Indonesia’s Long-Term Foreign- and LocalCurrency Issuer Default Ratings upgraded to ‘BBB’, from ‘BBB–’: Fitch
Indonesia’s resilience to external shocks has steadily strengthened in the past few years, as macroeconomic policies have consistently been geared towards maintaining stability. A more flexible exchange-rate policy since mid-2013 has helped foreign reserve buffers swell to $126 billion as at November 2017, reaching seven months of current account payments, compared with the ‘BBB’ median of six months.
Moreover, monetary policy has been sufficiently disciplined to limit bouts of volatile capital outflows during challenging periods. Macro-prudential measures have helped curb a sharp rise in corporate external debt, while financial deepening has coincided with improved market stability. The focus on macro stability is also evident in credible budget assumptions in the previous few years. Indonesia’s resilience has improved, but external challenges remain, including potential emerging market pressure in the context of the US Federal Reserve’s policy normalisation.
Indonesia’s dependence on commodities remains relatively high and both its net and gross external debt (166% of current account receipts; ‘BBB’ median: 130%) remain elevated compared with ‘BBB’ peers.
Political reform fuelling growth
Domestically, the possibility that political noise becomes a distraction from economic policy-making in the run up to the 2018 local elections and 2019 presidential election represents a risk to the strong reform drive and could undermine domestic and foreign market sentiment, although such an outcome is not Fitch’s base case.
The government’s concerted structural reform drive is improving a still-challenging business environment. Implementation of measures to reduce business procedural and permit requirements have sharply improved Indonesia’s position in the World Bank’s Ease of Doing Business ranking to 72nd out of 190 countries; a rise of 37 places in two years.
The reforms also seem to be contributing to stronger external finances, with foreign direct investment (FDI) picking up in recent quarters to such an extent that Fitch expects net FDI to cover the current account deficit over the next few years.
Standing out in Southeast Asia
GDP growth remains strong against peers, as illustrated by average 5.1% growth over the previous five years (‘BBB’ median: 3.2%), although this is still short of the above 6% levels prior to the terms-of-trade shock in 2012. Fitch expects GDP growth to rise to 5.4% in 2018 and 5.5% in 2019, from 5.1% in 2017. Indonesia is benefiting from the global pick-up in trade and stabilising commodity prices. Investment is also set to gain further momentum on higher public infrastructure spending, lower borrowing costs and structural reform implementation.
A low general-government debt burden of 28.5% of GDP in 2017, as expected by Fitch, compares well with the ‘BBB’ median of 41.1%. The government is adhering to a self-imposed budget-deficit ceiling of 3% of GDP, which has helped maintain investor confidence in Indonesia during times of market turbulence.

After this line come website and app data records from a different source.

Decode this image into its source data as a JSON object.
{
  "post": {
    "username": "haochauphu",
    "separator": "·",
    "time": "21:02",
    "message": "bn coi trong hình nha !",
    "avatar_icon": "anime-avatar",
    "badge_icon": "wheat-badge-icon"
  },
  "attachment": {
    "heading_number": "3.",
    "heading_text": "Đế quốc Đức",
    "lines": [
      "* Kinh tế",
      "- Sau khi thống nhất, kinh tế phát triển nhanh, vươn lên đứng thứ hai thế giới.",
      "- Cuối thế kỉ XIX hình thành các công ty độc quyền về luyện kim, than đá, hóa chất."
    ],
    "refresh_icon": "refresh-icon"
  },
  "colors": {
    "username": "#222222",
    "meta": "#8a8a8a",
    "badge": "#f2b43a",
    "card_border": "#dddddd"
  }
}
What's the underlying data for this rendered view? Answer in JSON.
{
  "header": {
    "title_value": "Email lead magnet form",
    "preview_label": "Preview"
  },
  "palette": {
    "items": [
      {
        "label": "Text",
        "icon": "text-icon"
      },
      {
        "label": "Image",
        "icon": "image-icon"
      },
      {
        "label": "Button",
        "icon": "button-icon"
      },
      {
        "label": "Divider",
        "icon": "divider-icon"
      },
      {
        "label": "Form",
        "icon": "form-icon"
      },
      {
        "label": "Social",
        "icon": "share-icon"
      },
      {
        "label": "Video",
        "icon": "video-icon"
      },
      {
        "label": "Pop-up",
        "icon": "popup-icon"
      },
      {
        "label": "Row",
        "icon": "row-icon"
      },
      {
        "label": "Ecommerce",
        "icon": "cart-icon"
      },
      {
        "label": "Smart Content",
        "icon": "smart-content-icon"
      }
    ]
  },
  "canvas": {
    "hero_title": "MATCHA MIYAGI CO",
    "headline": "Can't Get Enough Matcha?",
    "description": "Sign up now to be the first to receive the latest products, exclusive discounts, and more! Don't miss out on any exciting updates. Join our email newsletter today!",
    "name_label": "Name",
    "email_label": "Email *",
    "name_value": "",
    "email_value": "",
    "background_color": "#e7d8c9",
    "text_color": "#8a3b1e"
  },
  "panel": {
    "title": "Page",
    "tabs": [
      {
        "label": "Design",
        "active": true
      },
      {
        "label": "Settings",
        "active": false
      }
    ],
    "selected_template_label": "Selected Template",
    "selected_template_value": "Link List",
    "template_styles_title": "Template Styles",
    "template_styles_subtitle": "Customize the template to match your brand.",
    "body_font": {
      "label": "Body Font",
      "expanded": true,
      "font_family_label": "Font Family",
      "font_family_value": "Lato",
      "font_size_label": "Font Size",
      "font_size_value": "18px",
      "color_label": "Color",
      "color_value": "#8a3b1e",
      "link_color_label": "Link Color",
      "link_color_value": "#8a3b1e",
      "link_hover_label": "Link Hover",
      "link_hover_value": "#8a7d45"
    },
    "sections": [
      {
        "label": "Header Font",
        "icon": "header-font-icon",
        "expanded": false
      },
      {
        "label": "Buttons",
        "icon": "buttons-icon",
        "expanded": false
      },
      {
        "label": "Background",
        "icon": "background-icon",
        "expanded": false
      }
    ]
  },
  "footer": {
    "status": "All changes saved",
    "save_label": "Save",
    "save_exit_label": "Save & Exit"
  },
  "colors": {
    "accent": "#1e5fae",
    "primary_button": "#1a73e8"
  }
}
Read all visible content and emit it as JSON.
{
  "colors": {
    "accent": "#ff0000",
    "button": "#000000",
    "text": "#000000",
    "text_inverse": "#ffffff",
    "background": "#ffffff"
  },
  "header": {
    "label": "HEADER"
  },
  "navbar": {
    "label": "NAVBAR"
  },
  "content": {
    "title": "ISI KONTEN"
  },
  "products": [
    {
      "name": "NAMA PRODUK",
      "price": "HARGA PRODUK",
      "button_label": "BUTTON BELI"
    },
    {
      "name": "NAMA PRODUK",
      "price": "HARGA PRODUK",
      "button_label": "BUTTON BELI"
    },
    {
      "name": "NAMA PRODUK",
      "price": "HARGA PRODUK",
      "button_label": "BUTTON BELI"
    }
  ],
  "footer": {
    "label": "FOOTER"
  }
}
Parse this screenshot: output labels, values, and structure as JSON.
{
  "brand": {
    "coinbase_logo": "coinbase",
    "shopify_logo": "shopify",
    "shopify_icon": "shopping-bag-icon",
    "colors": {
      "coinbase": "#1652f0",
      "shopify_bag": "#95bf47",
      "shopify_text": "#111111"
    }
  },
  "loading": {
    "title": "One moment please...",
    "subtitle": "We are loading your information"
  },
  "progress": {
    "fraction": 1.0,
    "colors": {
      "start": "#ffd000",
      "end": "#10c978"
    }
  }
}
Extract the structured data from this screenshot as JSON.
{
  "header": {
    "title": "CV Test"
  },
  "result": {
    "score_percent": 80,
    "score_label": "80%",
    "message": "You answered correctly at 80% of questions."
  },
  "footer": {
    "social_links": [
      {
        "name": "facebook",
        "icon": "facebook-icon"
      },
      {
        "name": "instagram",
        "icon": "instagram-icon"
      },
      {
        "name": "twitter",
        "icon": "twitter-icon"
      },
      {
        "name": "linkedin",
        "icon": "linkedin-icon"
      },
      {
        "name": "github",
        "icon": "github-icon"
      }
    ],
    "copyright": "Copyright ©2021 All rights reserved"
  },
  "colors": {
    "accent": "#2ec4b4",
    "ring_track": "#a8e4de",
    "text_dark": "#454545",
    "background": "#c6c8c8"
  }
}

The government’s 2018 deficit target of 2.2% of GDP exhibits a conservative approach, providing leeway for budgetary pressure in an election year. Fitch believes the deficit outturn is more likely to remain broadly stable at 2.7% of GDP and stay within the 3% ceiling. The government’s revenue intake is very low; among Fitch-rated sovereigns, only four have lower government revenue as a percentage of GDP.
This constrains direct-government financing of infrastructure projects and increases reliance on state-owned enterprises (SOE) to address the large infrastructure deficit. Hence, non-financial SOE debt of 4.5% of GDP as of July 2017 is likely to increase substantially in the coming few years, raising the state’s contingent liabilities. Fitch considers the sovereign’s exposure to banking-sector risks as limited.
A stable financial sector
Private credit represents only 37% of GDP and the banking sector’s capital adequacy ratio remains strong, at 23.2% in October 2017. Banks’ non-performing, special mention and restructured loan ratios stabilised in 2017. Risks that built up in the previous credit cycle led to deferral of private-sector capital expenditure and a rise in gross non-performing loans to 3.0% of total assets as of October 2017, from a low of 1.8% at end-2013.
Indonesia’s economy continues to exhibit some structural weaknesses, notwithstanding recent improvements from reform implementation, and is less developed on a number of metrics than that of many peers.
Average per capita GDP is low at $3,780, compared with the ‘BBB’ range median of $11,173, and governance remains weak, compared with rating category peers, as illustrated by a low World Bank governance indicator score in the 45th percentile, albeit improving from 42nd a year ago (‘BBB’ median: 60th percentile).